Listening to J.S. Bach’s Brandenburg Concertos this weekend, Sonora Slocum may feel like it’s Christmas in autumn.
Although Slocum, the Milwaukee Symphony’s principal flute, does not play in the first or third concertos, which are on this weekend’s program at the Basilica of St. Josaphat, the Baroque masterpieces were a tradition on Christmas morning when she was growing up, playing on a loop as the family opened presents.
And she sees a special connection between Bach and the flute, which is why she’s thrilled that the master of the early 18th century is making a relatively rare appearance on a symphony orchestra program. “Bach is one of the great gifts of choosing the flute,” she said. “It was the first instrument, besides voice.

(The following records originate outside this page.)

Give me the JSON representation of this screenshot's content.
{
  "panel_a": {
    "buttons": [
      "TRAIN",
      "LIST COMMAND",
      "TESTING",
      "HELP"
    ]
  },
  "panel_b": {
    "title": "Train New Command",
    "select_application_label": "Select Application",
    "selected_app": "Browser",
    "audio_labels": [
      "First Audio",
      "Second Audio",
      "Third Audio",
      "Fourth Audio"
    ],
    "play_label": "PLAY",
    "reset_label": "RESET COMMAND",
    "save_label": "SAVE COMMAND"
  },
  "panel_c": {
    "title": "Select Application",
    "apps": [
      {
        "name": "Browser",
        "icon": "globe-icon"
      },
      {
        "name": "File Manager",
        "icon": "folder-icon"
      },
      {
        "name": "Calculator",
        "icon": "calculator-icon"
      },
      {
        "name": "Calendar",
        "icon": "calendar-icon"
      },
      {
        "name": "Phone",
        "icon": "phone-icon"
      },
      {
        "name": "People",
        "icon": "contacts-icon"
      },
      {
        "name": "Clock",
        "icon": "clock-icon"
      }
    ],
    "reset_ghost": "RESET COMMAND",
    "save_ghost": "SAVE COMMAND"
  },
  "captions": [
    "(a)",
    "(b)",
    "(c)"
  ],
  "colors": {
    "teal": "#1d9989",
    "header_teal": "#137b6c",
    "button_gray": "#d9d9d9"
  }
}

It’s a primal thing to play it.”
Slocum will be playing Bach’s Magnificat on the second half of the program, and she will be experimenting by using a wooden head joint (for an authentic tone quality) with the conventional metal body of a modern flute (for projection).
After sticking to one flute for years, she has begun experimenting with different makes and models, and with combining different head joints. How many flutes does she have? She pauses and smiles, and finally answers, “A lot.” But she has identified one that works best in large orchestral pieces, another for soloing, another for Beethoven, etc.
After trying other instruments as a child, “flute felt easy,” Slocum said. “The sound just came out, and I felt like this was what I had been looking for.” Her mother, a professional bassist in New York City, tried to talk her out of it because it was such a competitive instrument, “but it was easiest for me, because I hadn’t felt that kind of symbiosis with any other instrument I had tried.”
A few years ago, Slocum set up a recording of the Bach Orchestral Suite No. 2 in B Minor, collaborating with friends from her time as an undergraduate at the Curtis Institute of Music. The recording is available on YouTube and for download. In the future, she hopes to do more recordings of Bach solos and chamber music, again experimenting with instruments that might get her closer to the sound the composer intended.
When Slocum won the MSO audition in 2012, she was 22 and in her first year of working on her master’s degree at the Manhattan School of Music. “It was such a daunting experience, to have my first job be at the level of this orchestra,” she says. But former music director Edo de Waart, who hired her, “gave me the freedom to be me,” she says. “He helped me grow as an artist. There were definitely times I wish I could have taken back, but I needed those times to teach me things.”
“Sonora is a real artist,” said principal oboe Katherine Young Steele, who sits next to her. “I’m super fortunate that we’ve developed a relationship where we get each other. We play really well together.”
At first, Steele said, she worried about the differences between them, such as the 10-year age gap and her own Midwestern background, “while Sonora’s a very serious New Yorker. But she’s so fun, and actually very chill. It’s been a fun five years.”
Slocum’s practice habits vary depending on her mood. Sometimes to challenge herself she’ll do nine hours a day, “but for a wind player, that completely blows out your face.” More sustainably, she will do a very mindful two hours, “thoughtfully and with joy.” She thinks back often to her 12 years of ballet classes as a child and is looking into adult options in the Milwaukee area, because playing music and dancing are intertwined. “The more you master the fundamentals, the more free you are in the moment. It’s like that with music and with dance and with a lot of other things.”
Looking ahead, she said, “I’m excited about where the orchestra is at the present moment and where it’s going. There’s a lot of excitement, and it’s such a great orchestra – even better than it was when I started, and it was really good then. To come together this way is wonderful.”